“Any use of force — it doesn’t look pretty,” Pare says. “It is our last resort.”

But excessive force is rarely punished, says Howard Friedman, a Boston lawyer and a member of the National Police Accountability Project. The law presents a high bar, prosecutors are reluctant to file charges against their criminal justice partners, and “juries come in expecting to believe the police did nothing wrong,” he says. “These cases are hard, and even when an officer is convicted, the sentences tend to be light.” Civil lawsuits are more successful, Friedman says, but even when a municipality settles with a victim for millions, it rarely leads to systemic reforms.

In Rhode Island, efforts to address misconduct have often widened the gap between law enforcement and the minority community. Racial profiling in policing was outlawed by the General Assembly in 2000. But four sets of traffic-stop data collected and analyzed between 2003 and 2012 have shown that racial minorities are much more likely to be stopped and searched by police, even though white drivers are more likely to be found carrying contraband.

“Fifteen years ago, they told us that our complaints were just anecdotes,” says Steven Brown, executive director of the American Civil Liberties Union of Rhode Island. “So we gathered some data, and the data showed racial profiling pretty convincingly. Then, they shrugged off the data as meaningless.”

For seven years, minority and civil rights organizations have been trying to move the Comprehensive Racial Profiling Prevention Act into law, mostly against the headwinds of law enforcement.

In Providence, city officials riled the minority community with an effort to vacate a 1973 federal consent agreement that established a civilian complaint procedure. The Coalition of Black Leadership had sued the city, alleging that the Providence police department allowed misconduct to flourish, unchecked. Three years ago, City Solicitor Jeffrey Padwa broached the idea of replacing the current complaint procedure, arguing that the process was inefficient and plagued by no-show complainants. The most recent five years of complaint data does not sustain the no-show argument, nonetheless, “we’re spending a lot of money and a lot of time and it’s not providing the results we want,” says Pare.

The police and civil rights groups had been meeting and were poised to go forward with a revised procedure, when the process stalled.

“Our last meeting was last fall and then nothing,” says Shannah Kurland, a civil rights lawyer. “My assumption is nobody in the city had the energy and motivation to deal with it before the election.”

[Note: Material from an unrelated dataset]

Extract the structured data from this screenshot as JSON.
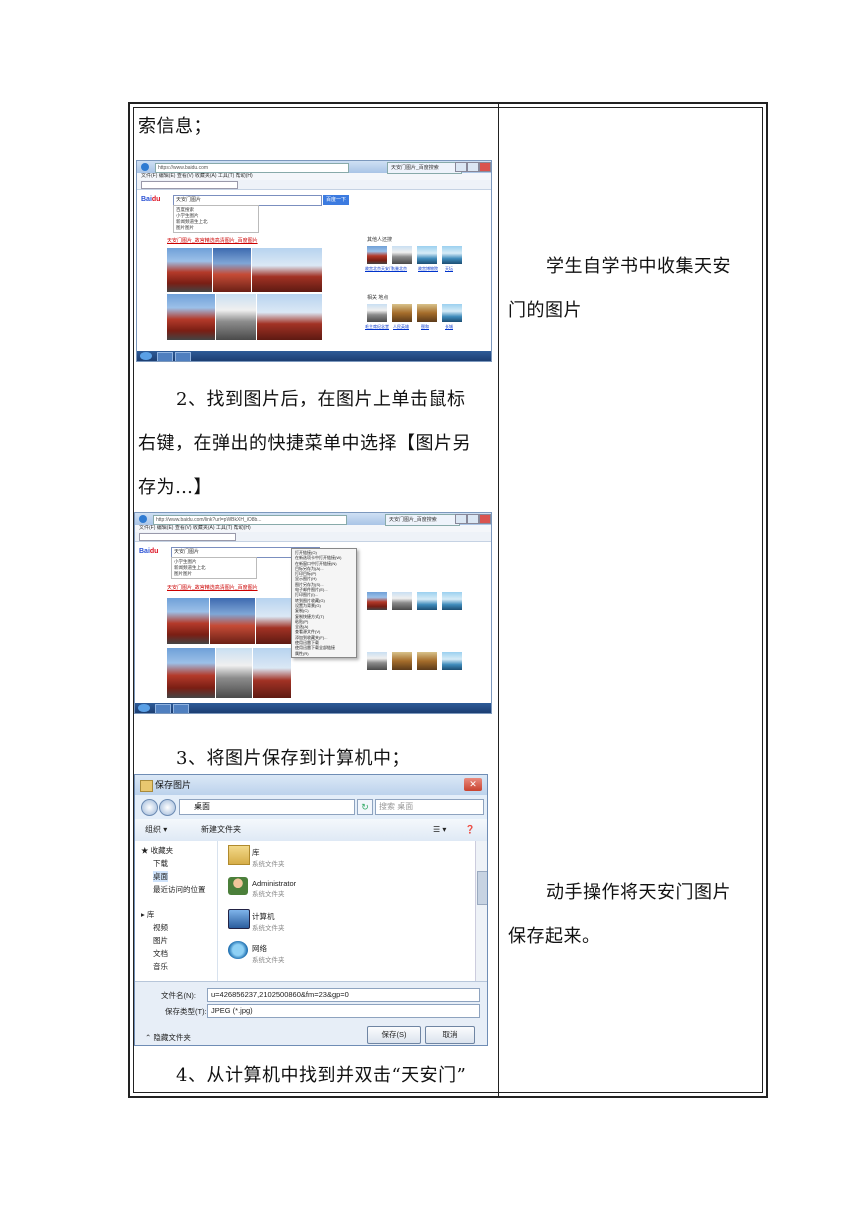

If the numbers are missing or unpersuasive, pictures have gained credibility. In 1991, the police beating of Rodney King ushered in the video age of excessive force. Today, one can Google “police misconduct videos” and watch police Taser, punch, kick, shoot and kill citizens whose “crimes” and behavior do not appear to warrant those responses.

Pare says there has been some talk in Providence of outfitting officers with body cameras to create a record that can protect officers from false accusations and provide a check against aggressive and unprofessional policing. Meanwhile, some ACLU chapters and private entrepreneurs are developing apps that let cell phone users immediately upload a video to cloud storage, so that police cannot confiscate a phone and delete it.

When a platoon of citizen documentarians is looking to cast another YouTube episode of “Cops Caught in the Act,” that doesn’t say much about the state of police-community relations.

“They feel as though they aren’t accountable to anyone when they are out doing what they do,” says Prince. “But the police can’t police themselves.”

Ellen Liberman is an award-winning journalist who has commented on politics and reported on government affairs for more than two decades